**AIM OF THE EXERCISE**: Would you repeat the entries below word for word and omit the pictures?

Entries from a dataset of interfaces:
* * * *

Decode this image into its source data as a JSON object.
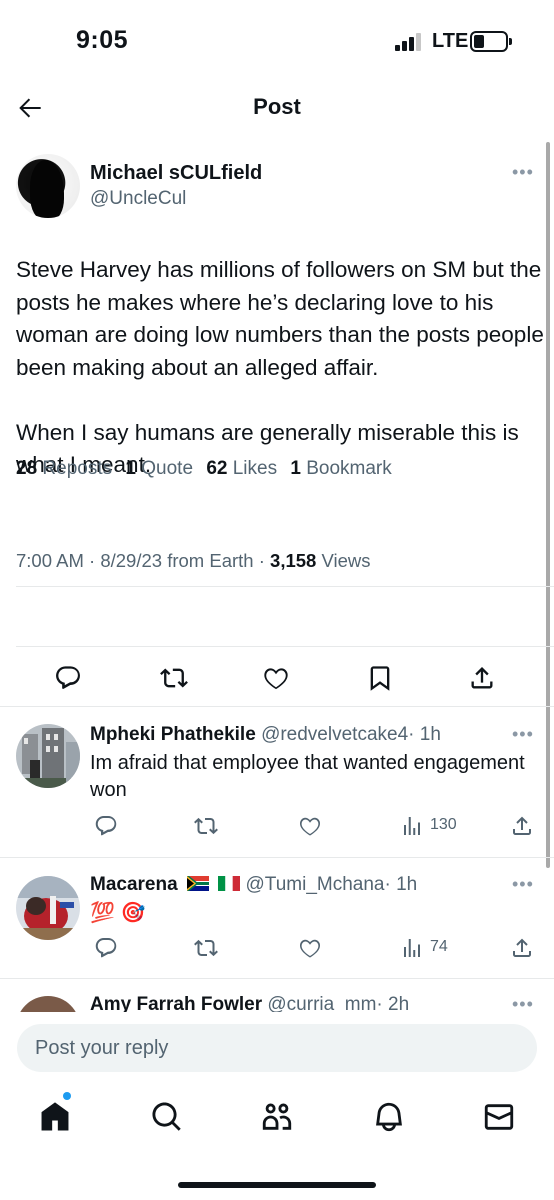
{
  "status_bar": {
    "time": "9:05",
    "network": "LTE"
  },
  "header": {
    "title": "Post"
  },
  "main_tweet": {
    "author_name": "Michael sCULfield",
    "author_handle": "@UncleCul",
    "more_label": "•••",
    "text": "Steve Harvey has millions of followers on SM but the posts he makes where he’s declaring love to his woman are doing low numbers than the posts people been making about an alleged affair.\n\nWhen I say humans are generally miserable this is what I meant.",
    "time": "7:00 AM",
    "date": "8/29/23",
    "source": "from Earth",
    "separator": " · ",
    "views_count": "3,158",
    "views_label": "Views",
    "stats": {
      "reposts_count": "28",
      "reposts_label": "Reposts",
      "quotes_count": "1",
      "quotes_label": "Quote",
      "likes_count": "62",
      "likes_label": "Likes",
      "bookmarks_count": "1",
      "bookmarks_label": "Bookmark"
    },
    "action_icons": [
      "reply-icon",
      "repost-icon",
      "like-icon",
      "bookmark-icon",
      "share-icon"
    ]
  },
  "replies": [
    {
      "name": "Mpheki Phathekile",
      "handle": "@redvelvetcake4",
      "time": "· 1h",
      "text": "Im afraid that employee  that wanted engagement won",
      "views": "130",
      "more_label": "•••"
    },
    {
      "name": "Macarena",
      "handle": "@Tumi_Mchana",
      "time": "· 1h",
      "text": "💯 🎯",
      "views": "74",
      "more_label": "•••",
      "flags": [
        "south-africa-flag",
        "italy-flag"
      ]
    },
    {
      "name": "Amy Farrah Fowler",
      "handle": "@curria_mm",
      "time": "· 2h",
      "more_label": "•••"
    }
  ],
  "composer": {
    "placeholder": "Post your reply"
  },
  "bottom_nav": {
    "items": [
      "home-icon",
      "search-icon",
      "communities-icon",
      "notifications-icon",
      "messages-icon"
    ],
    "badge_color": "#1d9bf0"
  },
  "colors": {
    "text": "#0f1419",
    "secondary": "#536471",
    "divider": "#e7e9ea",
    "accent": "#1d9bf0"
  }
}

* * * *

**SOLUTION**:
Decode this image into its source data as a JSON object.
{
  "status_bar": {
    "time": "9:05",
    "network": "LTE"
  },
  "header": {
    "title": "Post"
  },
  "main_tweet": {
    "author_name": "Michael sCULfield",
    "author_handle": "@UncleCul",
    "more_label": "•••",
    "text": "Steve Harvey has millions of followers on SM but the posts he makes where he’s declaring love to his woman are doing low numbers than the posts people been making about an alleged affair.\n\nWhen I say humans are generally miserable this is what I meant.",
    "time": "7:00 AM",
    "date": "8/29/23",
    "source": "from Earth",
    "separator": " · ",
    "views_count": "3,158",
    "views_label": "Views",
    "stats": {
      "reposts_count": "28",
      "reposts_label": "Reposts",
      "quotes_count": "1",
      "quotes_label": "Quote",
      "likes_count": "62",
      "likes_label": "Likes",
      "bookmarks_count": "1",
      "bookmarks_label": "Bookmark"
    },
    "action_icons": [
      "reply-icon",
      "repost-icon",
      "like-icon",
      "bookmark-icon",
      "share-icon"
    ]
  },
  "replies": [
    {
      "name": "Mpheki Phathekile",
      "handle": "@redvelvetcake4",
      "time": "· 1h",
      "text": "Im afraid that employee  that wanted engagement won",
      "views": "130",
      "more_label": "•••"
    },
    {
      "name": "Macarena",
      "handle": "@Tumi_Mchana",
      "time": "· 1h",
      "text": "💯 🎯",
      "views": "74",
      "more_label": "•••",
      "flags": [
        "south-africa-flag",
        "italy-flag"
      ]
    },
    {
      "name": "Amy Farrah Fowler",
      "handle": "@curria_mm",
      "time": "· 2h",
      "more_label": "•••"
    }
  ],
  "composer": {
    "placeholder": "Post your reply"
  },
  "bottom_nav": {
    "items": [
      "home-icon",
      "search-icon",
      "communities-icon",
      "notifications-icon",
      "messages-icon"
    ],
    "badge_color": "#1d9bf0"
  },
  "colors": {
    "text": "#0f1419",
    "secondary": "#536471",
    "divider": "#e7e9ea",
    "accent": "#1d9bf0"
  }
}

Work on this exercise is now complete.